(Items listed in a dataset)
_____

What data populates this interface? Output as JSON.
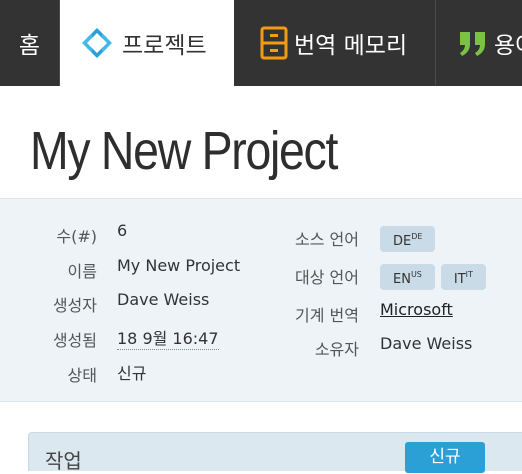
{
  "nav": {
    "home": "홈",
    "projects": "프로젝트",
    "translation_memory": "번역 메모리",
    "termbase": "용어집"
  },
  "page": {
    "title": "My New Project"
  },
  "details": {
    "number_label": "수(#)",
    "number_value": "6",
    "name_label": "이름",
    "name_value": "My New Project",
    "creator_label": "생성자",
    "creator_value": "Dave Weiss",
    "created_label": "생성됨",
    "created_value": "18 9월 16:47",
    "status_label": "상태",
    "status_value": "신규",
    "source_label": "소스 언어",
    "source_languages": [
      {
        "code": "DE",
        "sup": "DE"
      }
    ],
    "target_label": "대상 언어",
    "target_languages": [
      {
        "code": "EN",
        "sup": "US"
      },
      {
        "code": "IT",
        "sup": "IT"
      }
    ],
    "mt_label": "기계 번역",
    "mt_value": "Microsoft",
    "owner_label": "소유자",
    "owner_value": "Dave Weiss"
  },
  "tasks": {
    "title": "작업",
    "new_button": "신규"
  },
  "colors": {
    "nav_bg": "#333333",
    "accent": "#2ba0d6",
    "panel_bg": "#eef3f7",
    "chip_bg": "#c9dbe6",
    "tm_icon": "#f39c12",
    "term_icon": "#7cc242"
  },
  "icons": {
    "projects": "diamond-arrows-icon",
    "translation_memory": "cabinet-icon",
    "termbase": "quote-icon"
  }
}
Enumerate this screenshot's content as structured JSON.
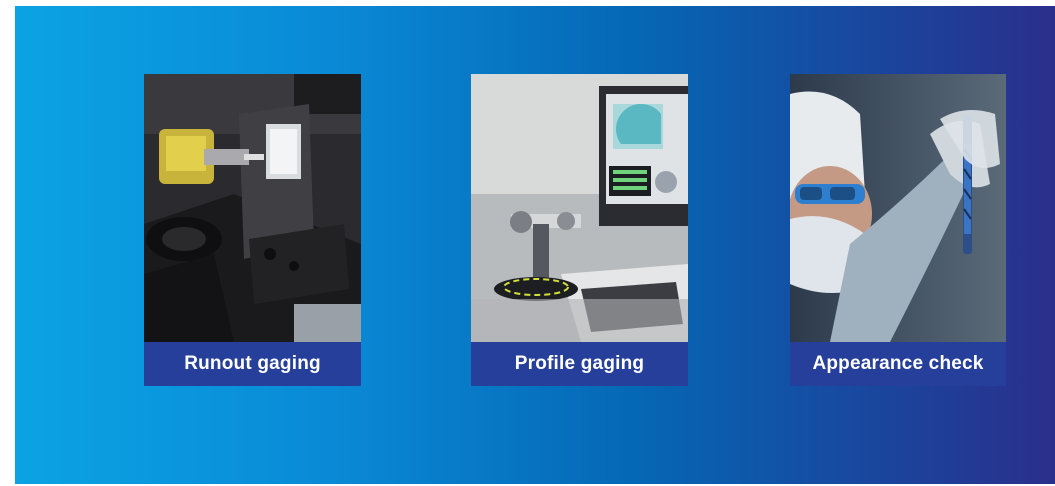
{
  "cards": [
    {
      "icon": "runout-gaging-machine-photo",
      "label": "Runout gaging"
    },
    {
      "icon": "profile-gaging-station-photo",
      "label": "Profile gaging"
    },
    {
      "icon": "technician-inspecting-end-mill-photo",
      "label": "Appearance check"
    }
  ],
  "colors": {
    "gradient_start": "#0ba3e3",
    "gradient_end": "#2a2f8c",
    "caption_bg": "#263f9a",
    "caption_text": "#ffffff"
  }
}
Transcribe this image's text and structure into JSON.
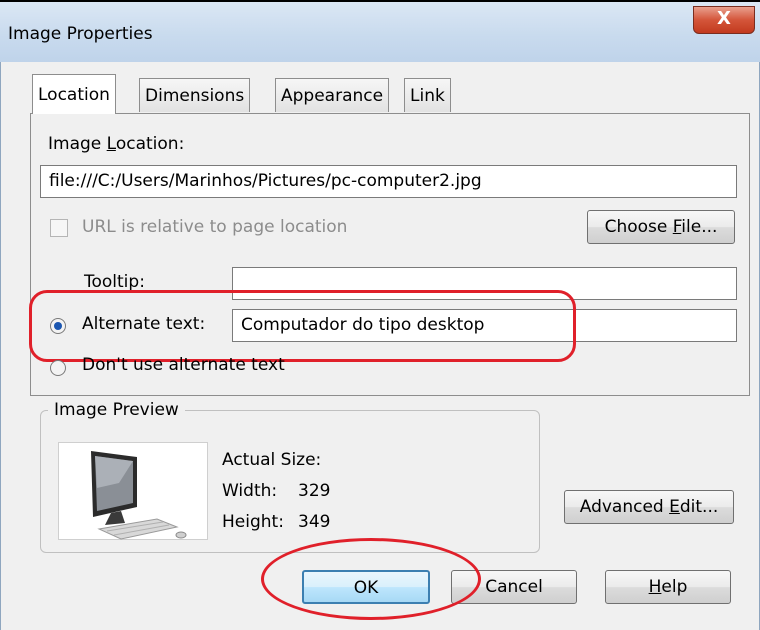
{
  "window": {
    "title": "Image Properties",
    "close_glyph": "X"
  },
  "tabs": [
    {
      "label": "Location",
      "active": true
    },
    {
      "label": "Dimensions",
      "active": false
    },
    {
      "label": "Appearance",
      "active": false
    },
    {
      "label": "Link",
      "active": false
    }
  ],
  "location": {
    "image_location_label_pre": "Image ",
    "image_location_label_key": "L",
    "image_location_label_post": "ocation:",
    "image_location_value": "file:///C:/Users/Marinhos/Pictures/pc-computer2.jpg",
    "relative_checkbox_label": "URL is relative to page location",
    "relative_checked": false,
    "choose_file_pre": "Choose ",
    "choose_file_key": "F",
    "choose_file_post": "ile...",
    "tooltip_label": "Tooltip:",
    "tooltip_value": "",
    "alt_text_label": "Alternate text:",
    "alt_text_value": "Computador do tipo desktop",
    "no_alt_text_label": "Don't use alternate text",
    "selected_option": "alternate-text"
  },
  "preview": {
    "legend": "Image Preview",
    "actual_size_label": "Actual Size:",
    "width_label": "Width:",
    "width_value": "329",
    "height_label": "Height:",
    "height_value": "349",
    "advanced_edit_pre": "Advanced ",
    "advanced_edit_key": "E",
    "advanced_edit_post": "dit..."
  },
  "footer": {
    "ok_label": "OK",
    "cancel_label": "Cancel",
    "help_key": "H",
    "help_post": "elp"
  },
  "colors": {
    "annotation_red": "#e0202a",
    "titlebar_blue": "#c9dbee",
    "dialog_face": "#f0f0f0",
    "radio_dot": "#1b56b0"
  }
}
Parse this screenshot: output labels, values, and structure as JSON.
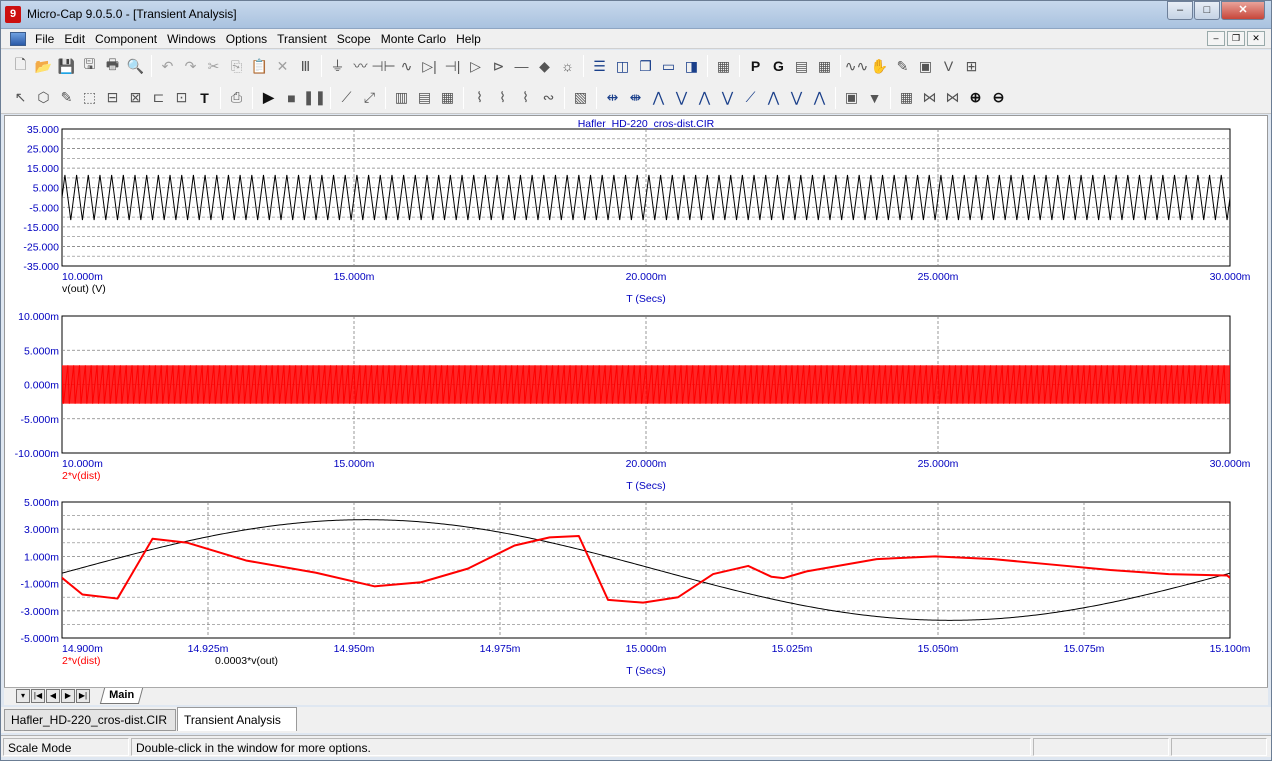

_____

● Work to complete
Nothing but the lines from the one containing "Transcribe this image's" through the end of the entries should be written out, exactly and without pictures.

● Solution for this task
Transcribe this image's text and structure into JSON.
{
  "window": {
    "title": "Image Properties",
    "close_glyph": "X"
  },
  "tabs": [
    {
      "label": "Location",
      "active": true
    },
    {
      "label": "Dimensions",
      "active": false
    },
    {
      "label": "Appearance",
      "active": false
    },
    {
      "label": "Link",
      "active": false
    }
  ],
  "location": {
    "image_location_label_pre": "Image ",
    "image_location_label_key": "L",
    "image_location_label_post": "ocation:",
    "image_location_value": "file:///C:/Users/Marinhos/Pictures/pc-computer2.jpg",
    "relative_checkbox_label": "URL is relative to page location",
    "relative_checked": false,
    "choose_file_pre": "Choose ",
    "choose_file_key": "F",
    "choose_file_post": "ile...",
    "tooltip_label": "Tooltip:",
    "tooltip_value": "",
    "alt_text_label": "Alternate text:",
    "alt_text_value": "Computador do tipo desktop",
    "no_alt_text_label": "Don't use alternate text",
    "selected_option": "alternate-text"
  },
  "preview": {
    "legend": "Image Preview",
    "actual_size_label": "Actual Size:",
    "width_label": "Width:",
    "width_value": "329",
    "height_label": "Height:",
    "height_value": "349",
    "advanced_edit_pre": "Advanced ",
    "advanced_edit_key": "E",
    "advanced_edit_post": "dit..."
  },
  "footer": {
    "ok_label": "OK",
    "cancel_label": "Cancel",
    "help_key": "H",
    "help_post": "elp"
  },
  "colors": {
    "annotation_red": "#e0202a",
    "titlebar_blue": "#c9dbee",
    "dialog_face": "#f0f0f0",
    "radio_dot": "#1b56b0"
  }
}
Parse this screenshot: output labels, values, and structure as JSON.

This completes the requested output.